Google told employees that they will lose pay and eventually get fired if they do not comply with the company’s vaccine rules and upload their vaccination proof to a central database.
Earlier, a group of employees signed a manifesto opposing the rule.
According to a memo to employees, Google’s leadership told employees they had until December 3 to upload documentation showing proof of vaccination to the database.
After the deadline, the company said it would begin contacting employees who had not uploaded their vaccination status and those whose exemptions had been declined.
The memo further states that employees who will not have complied with the rules by January 18 will go on “paid administrative leave” for a month, then “unpaid personal leave” for six months, then termination.
Google’s vaccine mandate came after the Biden administration announced that companies with more than 100 employees should implement vaccine mandates or regular testing by January 19, something that has been challenged in court.
The order was halted by a federal court in November. Still, Google is proceeding as if the order is still valid, and requiring its more than 150,000 employees to upload their status.
“We expect that almost all roles at Google in the US will fall within the scope of the executive order,” Google’s memo said.
“Anyone entering a Google building must be fully vaccinated or have an approved accommodation that allows them to work or come onsite,” the company said. Google will not accept regular negative tests as an alternative to vaccination.
Not all Google employees have accepted the mandate. Hundreds of them signed a manifesto opposing the mandate, for several reasons including that it was required for employees who work remotely and those that do not directly engage with the federal government.
Google appears to have responded to the manifesto. In the latest guidance, the company included several options for those who do not want to get vaccinated.
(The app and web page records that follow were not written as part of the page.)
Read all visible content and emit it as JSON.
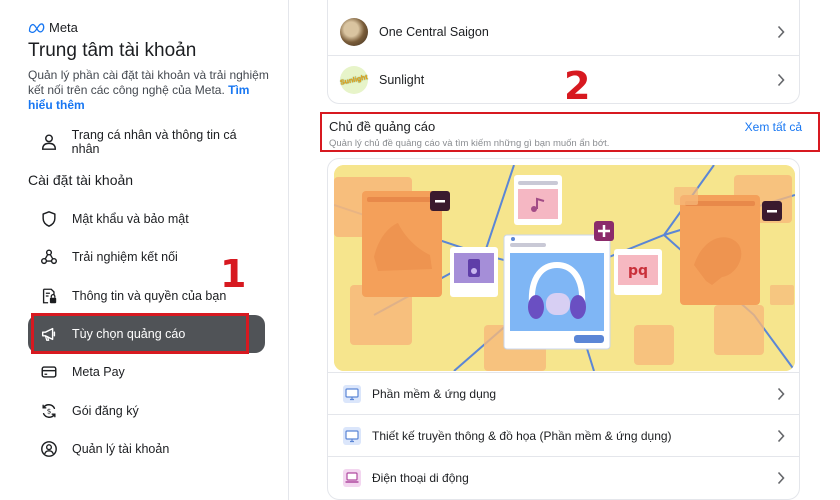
{
  "sidebar": {
    "logo_text": "Meta",
    "title": "Trung tâm tài khoản",
    "description": "Quản lý phần cài đặt tài khoản và trải nghiệm kết nối trên các công nghệ của Meta.",
    "learn_more": "Tìm hiểu thêm",
    "profile_item": "Trang cá nhân và thông tin cá nhân",
    "section_label": "Cài đặt tài khoản",
    "items": [
      {
        "label": "Mật khẩu và bảo mật",
        "icon": "shield-icon"
      },
      {
        "label": "Trải nghiệm kết nối",
        "icon": "connected-icon"
      },
      {
        "label": "Thông tin và quyền của bạn",
        "icon": "info-lock-icon"
      },
      {
        "label": "Tùy chọn quảng cáo",
        "icon": "megaphone-icon",
        "active": true
      },
      {
        "label": "Meta Pay",
        "icon": "card-icon"
      },
      {
        "label": "Gói đăng ký",
        "icon": "subscription-icon"
      },
      {
        "label": "Quản lý tài khoản",
        "icon": "account-icon"
      }
    ]
  },
  "main": {
    "advertisers": [
      {
        "name": "One Central Saigon"
      },
      {
        "name": "Sunlight",
        "thumb_text": "Sunlight"
      }
    ],
    "topics": {
      "title": "Chủ đề quảng cáo",
      "subtitle": "Quản lý chủ đề quảng cáo và tìm kiếm những gì bạn muốn ẩn bớt.",
      "see_all": "Xem tất cả",
      "illustration_text": "pq",
      "rows": [
        {
          "label": "Phần mềm & ứng dụng"
        },
        {
          "label": "Thiết kế truyền thông & đồ họa (Phần mềm & ứng dụng)"
        },
        {
          "label": "Điện thoại di động"
        }
      ]
    }
  },
  "annotations": {
    "one": "1",
    "two": "2",
    "color": "#d71920"
  },
  "colors": {
    "accent": "#1877f2",
    "active_bg": "#505357",
    "illustration_bg": "#f6e58d"
  }
}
They can request religious and medical exemptions or choose to “permanently work remotely” if they do not engage with federal government contracts.